Acute anxiety caused by the pandemic now has a name: Coronaphobia.
Researchers recently coined the term after analyzing nearly 500 studies that looked at the psychological impact of the coronavirus.
Lily Brown, director of the Center for the Treatment and Study of Anxiety at the University of Pennsylvania, said coronophia is caused by a combination of uncertainty and dread about the future, and the impact of COVID-19.
“Certainly we’re seeing major increases,” she said. “In some cases, three to four times the rate of anxiety and depression now compared to before the pandemic. It’s really been hard to keep up.”
Many of the patients are overwhelmed by the stress brought on by fear of getting the virus, dealing with grief over a loved one who died of COVID-19 or losing their job.
On top of that are the constant negative messaging from politicians and health officials that make it seem like there’s no hope of returning to a normal life.
Brown said people with coronaphobia become so gripped by anxiety that they can’t do fundamental things like go to the grocery store or engage with family members and friends.
And that kind of behavior only makes the anxiety worse, so she provides cognitive behavioral therapy to patients.
“And when we think of anxiety, the behaviors that tend to stem from anxiety are avoidance or escape. In the long run, it tends to backfire and exacerbate anxiety or maintain anxiety.

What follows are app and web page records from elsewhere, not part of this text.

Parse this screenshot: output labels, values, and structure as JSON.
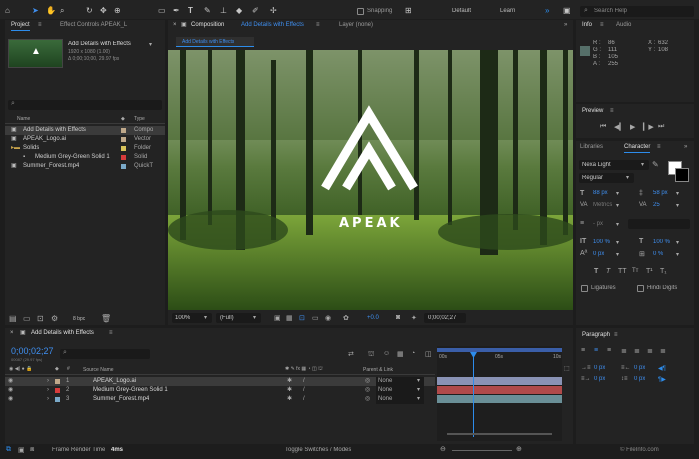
{
  "toolbar": {
    "snapping_label": "Snapping",
    "workspaces": [
      "Default",
      "Learn"
    ],
    "search_placeholder": "Search Help",
    "colors": {
      "accent": "#2d8ceb",
      "tool_active": "#2d8ceb"
    }
  },
  "project_panel": {
    "tab_project": "Project",
    "tab_effect_controls": "Effect Controls APEAK_L",
    "selected_name": "Add Details with Effects",
    "selected_info_1": "1920 x 1080 (1.00)",
    "selected_info_2": "Δ 0;00;10;00, 29.97 fps",
    "search_placeholder": "",
    "col_name": "Name",
    "col_type": "Type",
    "items": [
      {
        "name": "Add Details with Effects",
        "type": "Compo",
        "color": "#bfa88a",
        "icon": "composition-icon",
        "selected": true
      },
      {
        "name": "APEAK_Logo.ai",
        "type": "Vector",
        "color": "#bfa88a",
        "icon": "vector-file-icon"
      },
      {
        "name": "Solids",
        "type": "Folder",
        "color": "#d8c35a",
        "icon": "folder-icon"
      },
      {
        "name": "Medium Grey-Green Solid 1",
        "type": "Solid",
        "color": "#d63b3b",
        "icon": "solid-icon"
      },
      {
        "name": "Summer_Forest.mp4",
        "type": "QuickT",
        "color": "#7aa9c8",
        "icon": "video-file-icon"
      }
    ],
    "bpc": "8 bpc"
  },
  "composition_panel": {
    "tab_label": "Composition",
    "tab_comp_name": "Add Details with Effects",
    "layer_tab": "Layer (none)",
    "sub_tab": "Add Details with Effects",
    "logo_text": "APEAK",
    "zoom": "100%",
    "resolution": "(Full)",
    "exposure": "+0.0",
    "timecode": "0;00;02;27"
  },
  "info_panel": {
    "tab_info": "Info",
    "tab_audio": "Audio",
    "r_label": "R :",
    "r_value": "86",
    "g_label": "G :",
    "g_value": "111",
    "b_label": "B :",
    "b_value": "105",
    "a_label": "A :",
    "a_value": "255",
    "x_label": "X :",
    "x_value": "632",
    "y_label": "Y :",
    "y_value": "108",
    "swatch": "#566f69"
  },
  "preview_panel": {
    "title": "Preview"
  },
  "character_panel": {
    "tab_libraries": "Libraries",
    "tab_character": "Character",
    "font_name": "Nexa Light",
    "font_style": "Regular",
    "font_size": "88 px",
    "leading": "58 px",
    "kerning": "Metrics",
    "tracking": "25",
    "stroke_width": "- px",
    "vert_scale": "100 %",
    "horiz_scale": "100 %",
    "baseline": "0 px",
    "tsume": "0 %",
    "ligatures": "Ligatures",
    "hindi_digits": "Hindi Digits"
  },
  "paragraph_panel": {
    "title": "Paragraph",
    "indent_left": "0 px",
    "indent_first": "0 px",
    "indent_right": "0 px",
    "space_before": "0 px",
    "space_after": "0 px"
  },
  "timeline_panel": {
    "tab_label": "Add Details with Effects",
    "timecode": "0;00;02;27",
    "timecode_sub": "00087 (29.97 fps)",
    "col_source_name": "Source Name",
    "col_parent": "Parent & Link",
    "ruler": [
      "00s",
      "05s",
      "10s"
    ],
    "layers": [
      {
        "index": "1",
        "name": "APEAK_Logo.ai",
        "color": "#bfa88a",
        "parent": "None",
        "bar_color": "#8a93b5",
        "selected": true
      },
      {
        "index": "2",
        "name": "Medium Grey-Green Solid 1",
        "color": "#d63b3b",
        "parent": "None",
        "bar_color": "#b04a4a"
      },
      {
        "index": "3",
        "name": "Summer_Forest.mp4",
        "color": "#7aa9c8",
        "parent": "None",
        "bar_color": "#6a8f97"
      }
    ],
    "playhead_fraction": 0.29
  },
  "status_bar": {
    "frame_render_label": "Frame Render Time",
    "frame_render_value": "4ms",
    "toggle_label": "Toggle Switches / Modes",
    "watermark": "© FileInfo.com"
  }
}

So the goal with cognitive behavioral therapy is helping people to practice in most cases doing the opposite of what their unhealthful emotions are telling them to do," she said.

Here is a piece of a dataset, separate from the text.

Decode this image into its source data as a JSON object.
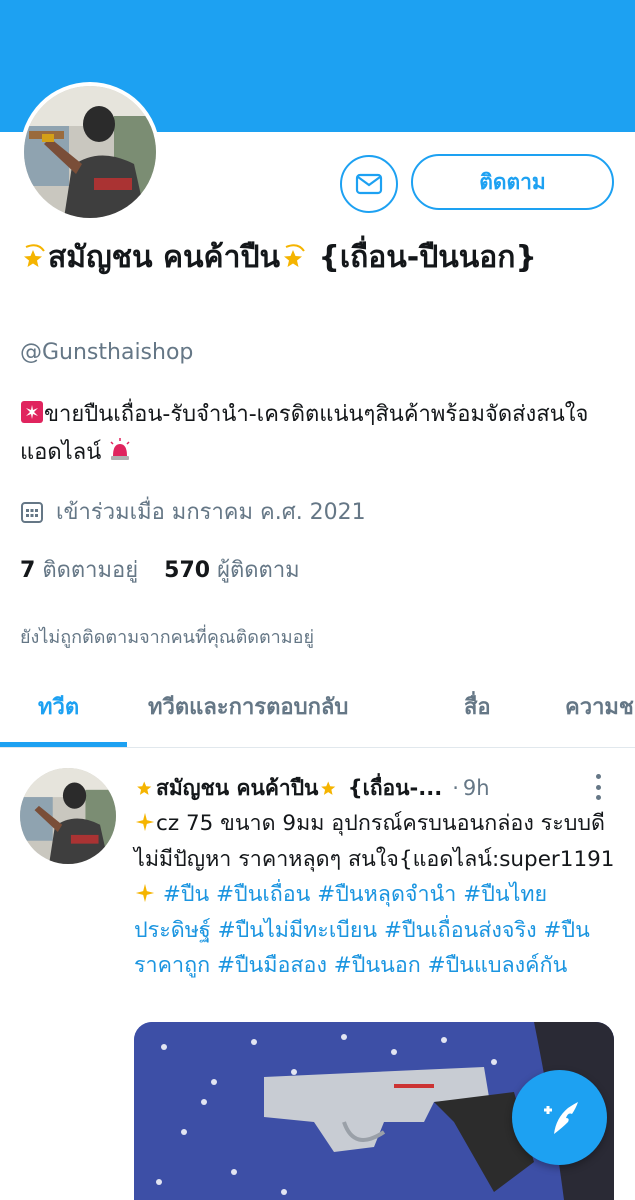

This includes practicing approaching things that make you anxious in a safe manner.